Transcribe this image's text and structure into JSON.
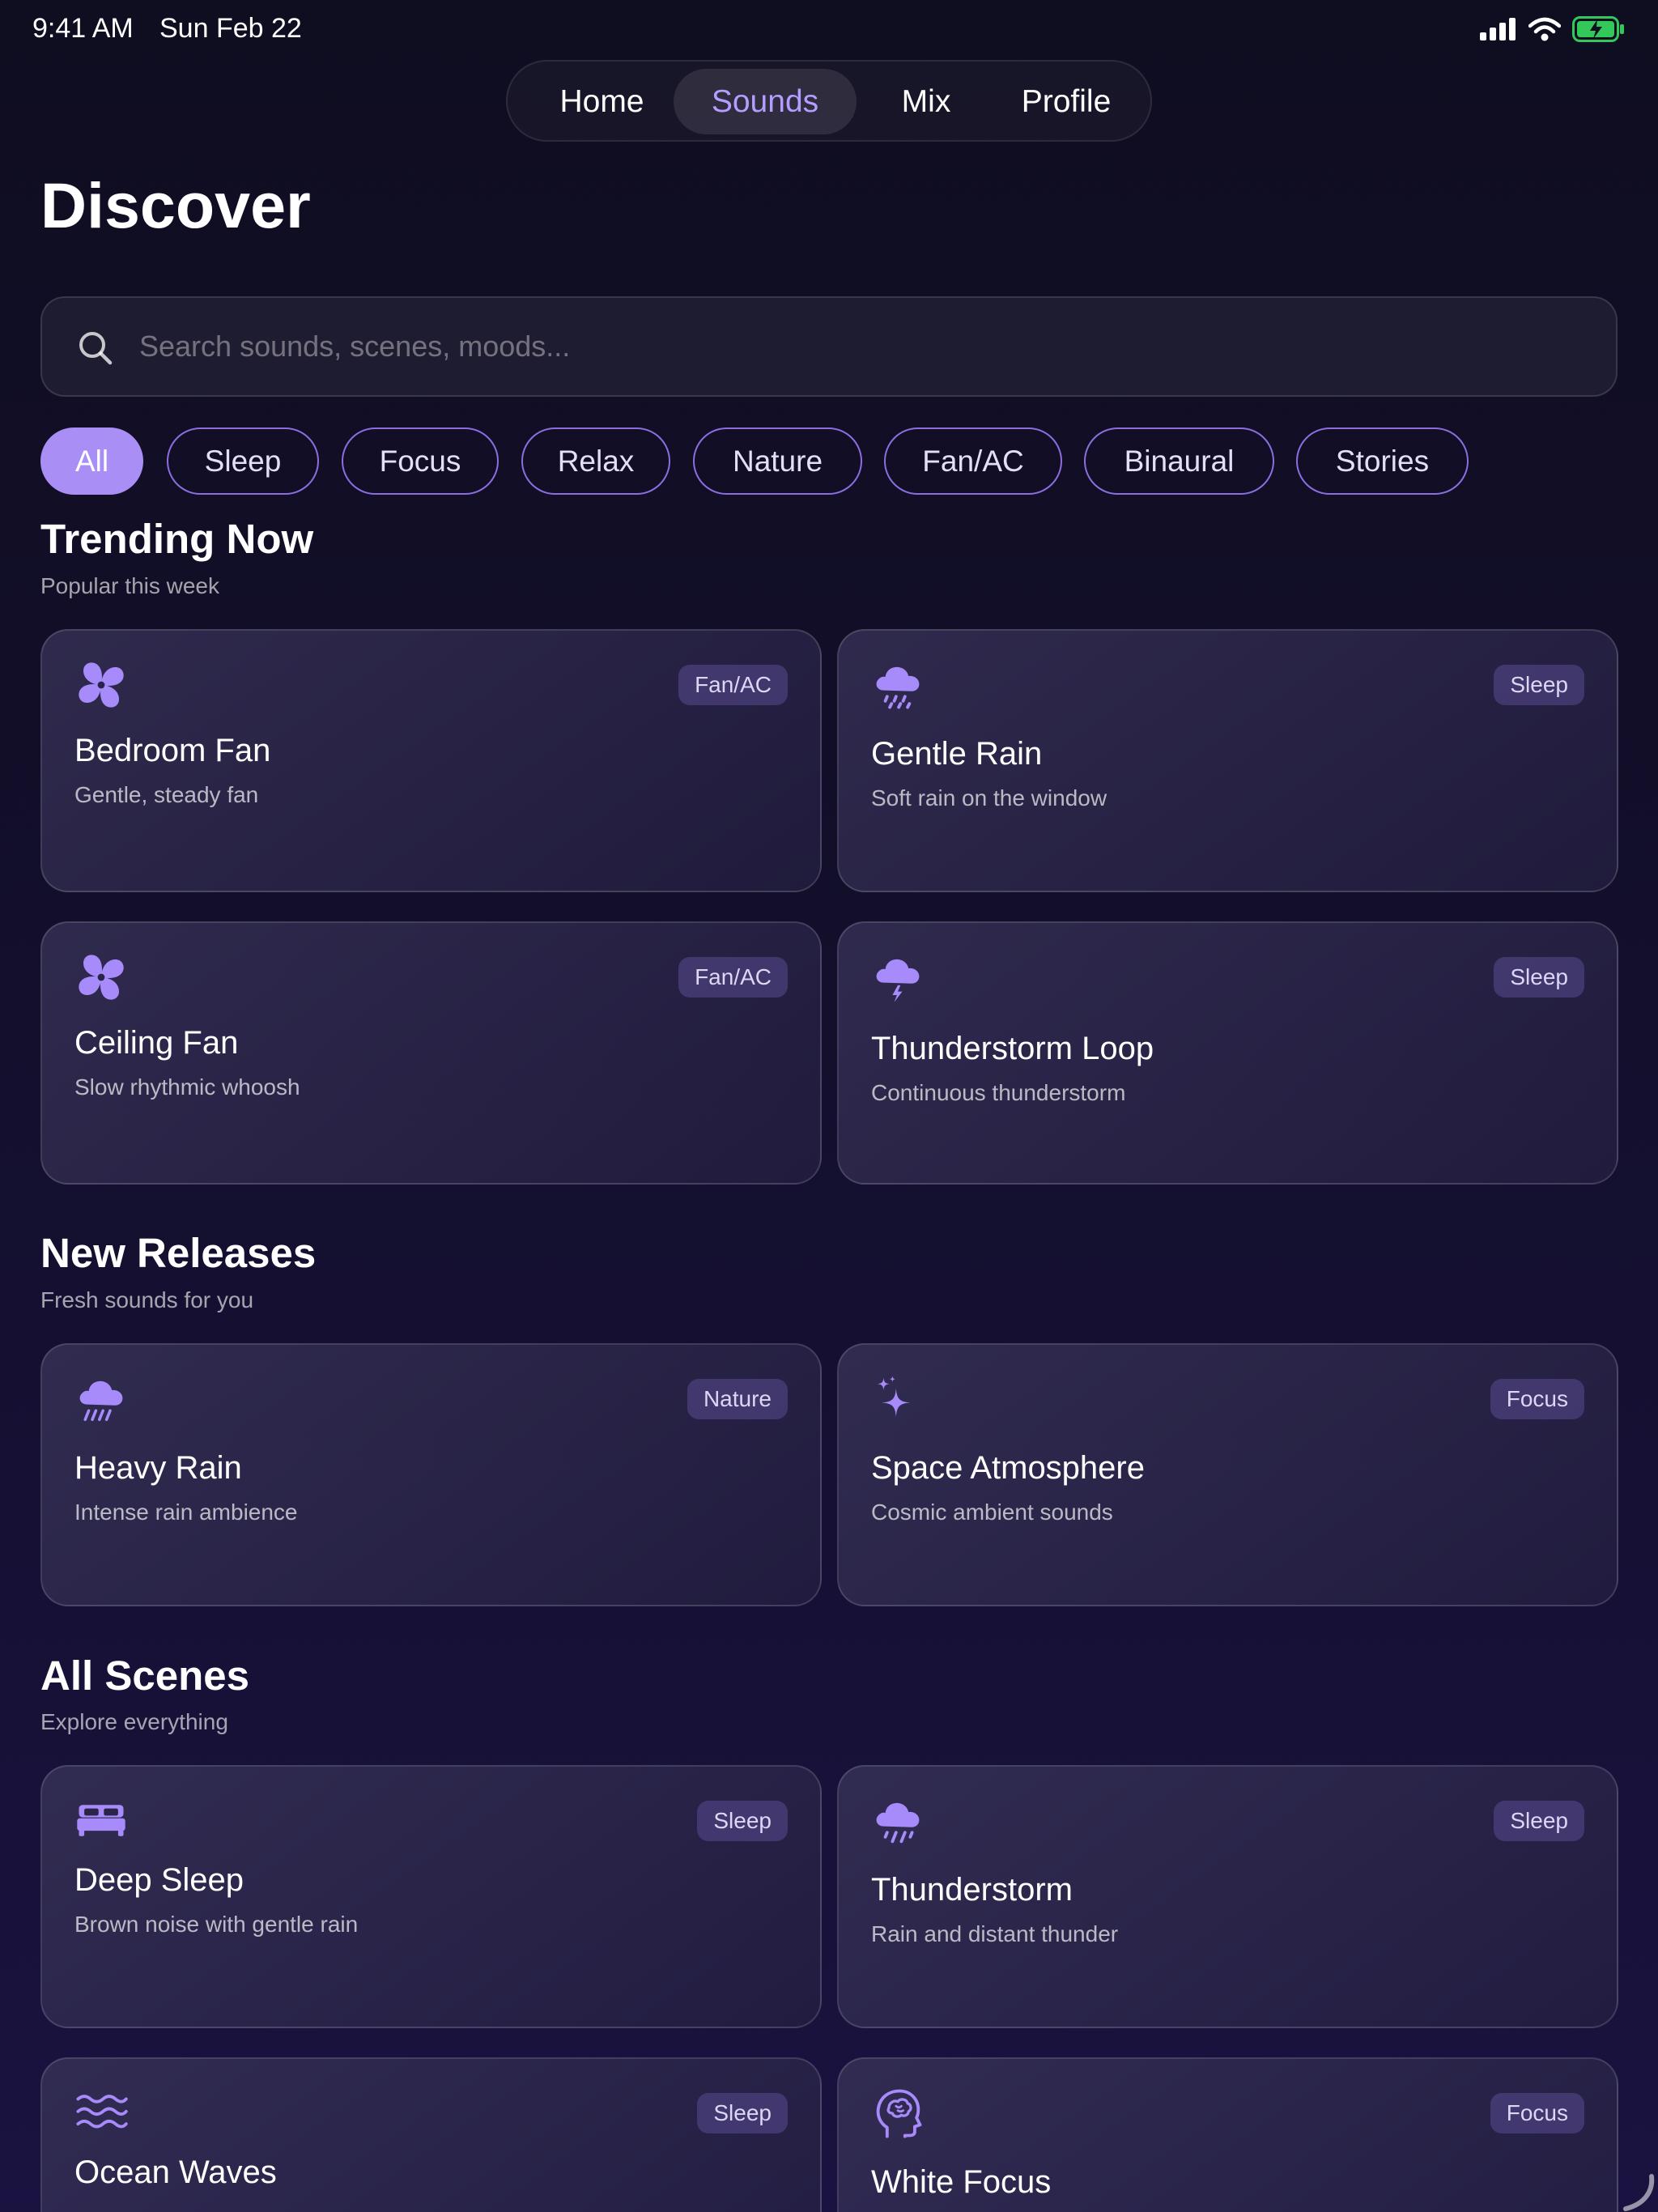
{
  "status": {
    "time": "9:41 AM",
    "date": "Sun Feb 22"
  },
  "nav": {
    "tabs": [
      {
        "label": "Home",
        "active": false
      },
      {
        "label": "Sounds",
        "active": true
      },
      {
        "label": "Mix",
        "active": false
      },
      {
        "label": "Profile",
        "active": false
      }
    ]
  },
  "page": {
    "title": "Discover"
  },
  "search": {
    "placeholder": "Search sounds, scenes, moods..."
  },
  "filters": [
    "All",
    "Sleep",
    "Focus",
    "Relax",
    "Nature",
    "Fan/AC",
    "Binaural",
    "Stories"
  ],
  "active_filter": "All",
  "sections": [
    {
      "title": "Trending Now",
      "subtitle": "Popular this week",
      "cards": [
        {
          "icon": "fan-icon",
          "badge": "Fan/AC",
          "title": "Bedroom Fan",
          "subtitle": "Gentle, steady fan"
        },
        {
          "icon": "rain-cloud-icon",
          "badge": "Sleep",
          "title": "Gentle Rain",
          "subtitle": "Soft rain on the window"
        },
        {
          "icon": "fan-icon",
          "badge": "Fan/AC",
          "title": "Ceiling Fan",
          "subtitle": "Slow rhythmic whoosh"
        },
        {
          "icon": "thunder-cloud-icon",
          "badge": "Sleep",
          "title": "Thunderstorm Loop",
          "subtitle": "Continuous thunderstorm"
        }
      ]
    },
    {
      "title": "New Releases",
      "subtitle": "Fresh sounds for you",
      "cards": [
        {
          "icon": "heavy-rain-icon",
          "badge": "Nature",
          "title": "Heavy Rain",
          "subtitle": "Intense rain ambience"
        },
        {
          "icon": "sparkles-icon",
          "badge": "Focus",
          "title": "Space Atmosphere",
          "subtitle": "Cosmic ambient sounds"
        }
      ]
    },
    {
      "title": "All Scenes",
      "subtitle": "Explore everything",
      "cards": [
        {
          "icon": "bed-icon",
          "badge": "Sleep",
          "title": "Deep Sleep",
          "subtitle": "Brown noise with gentle rain"
        },
        {
          "icon": "rain-cloud-icon",
          "badge": "Sleep",
          "title": "Thunderstorm",
          "subtitle": "Rain and distant thunder"
        },
        {
          "icon": "waves-icon",
          "badge": "Sleep",
          "title": "Ocean Waves",
          "subtitle": ""
        },
        {
          "icon": "brain-head-icon",
          "badge": "Focus",
          "title": "White Focus",
          "subtitle": ""
        }
      ]
    }
  ],
  "colors": {
    "accent": "#a98ef6",
    "background": "#120f2a",
    "icon": "#a78bfa",
    "battery": "#34c759"
  }
}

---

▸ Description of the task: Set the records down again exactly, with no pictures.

▸ Result for this task:
Transcribe this image's text and structure into JSON.
{
  "status": {
    "time": "9:41 AM",
    "date": "Sun Feb 22"
  },
  "nav": {
    "tabs": [
      {
        "label": "Home",
        "active": false
      },
      {
        "label": "Sounds",
        "active": true
      },
      {
        "label": "Mix",
        "active": false
      },
      {
        "label": "Profile",
        "active": false
      }
    ]
  },
  "page": {
    "title": "Discover"
  },
  "search": {
    "placeholder": "Search sounds, scenes, moods..."
  },
  "filters": [
    "All",
    "Sleep",
    "Focus",
    "Relax",
    "Nature",
    "Fan/AC",
    "Binaural",
    "Stories"
  ],
  "active_filter": "All",
  "sections": [
    {
      "title": "Trending Now",
      "subtitle": "Popular this week",
      "cards": [
        {
          "icon": "fan-icon",
          "badge": "Fan/AC",
          "title": "Bedroom Fan",
          "subtitle": "Gentle, steady fan"
        },
        {
          "icon": "rain-cloud-icon",
          "badge": "Sleep",
          "title": "Gentle Rain",
          "subtitle": "Soft rain on the window"
        },
        {
          "icon": "fan-icon",
          "badge": "Fan/AC",
          "title": "Ceiling Fan",
          "subtitle": "Slow rhythmic whoosh"
        },
        {
          "icon": "thunder-cloud-icon",
          "badge": "Sleep",
          "title": "Thunderstorm Loop",
          "subtitle": "Continuous thunderstorm"
        }
      ]
    },
    {
      "title": "New Releases",
      "subtitle": "Fresh sounds for you",
      "cards": [
        {
          "icon": "heavy-rain-icon",
          "badge": "Nature",
          "title": "Heavy Rain",
          "subtitle": "Intense rain ambience"
        },
        {
          "icon": "sparkles-icon",
          "badge": "Focus",
          "title": "Space Atmosphere",
          "subtitle": "Cosmic ambient sounds"
        }
      ]
    },
    {
      "title": "All Scenes",
      "subtitle": "Explore everything",
      "cards": [
        {
          "icon": "bed-icon",
          "badge": "Sleep",
          "title": "Deep Sleep",
          "subtitle": "Brown noise with gentle rain"
        },
        {
          "icon": "rain-cloud-icon",
          "badge": "Sleep",
          "title": "Thunderstorm",
          "subtitle": "Rain and distant thunder"
        },
        {
          "icon": "waves-icon",
          "badge": "Sleep",
          "title": "Ocean Waves",
          "subtitle": ""
        },
        {
          "icon": "brain-head-icon",
          "badge": "Focus",
          "title": "White Focus",
          "subtitle": ""
        }
      ]
    }
  ],
  "colors": {
    "accent": "#a98ef6",
    "background": "#120f2a",
    "icon": "#a78bfa",
    "battery": "#34c759"
  }
}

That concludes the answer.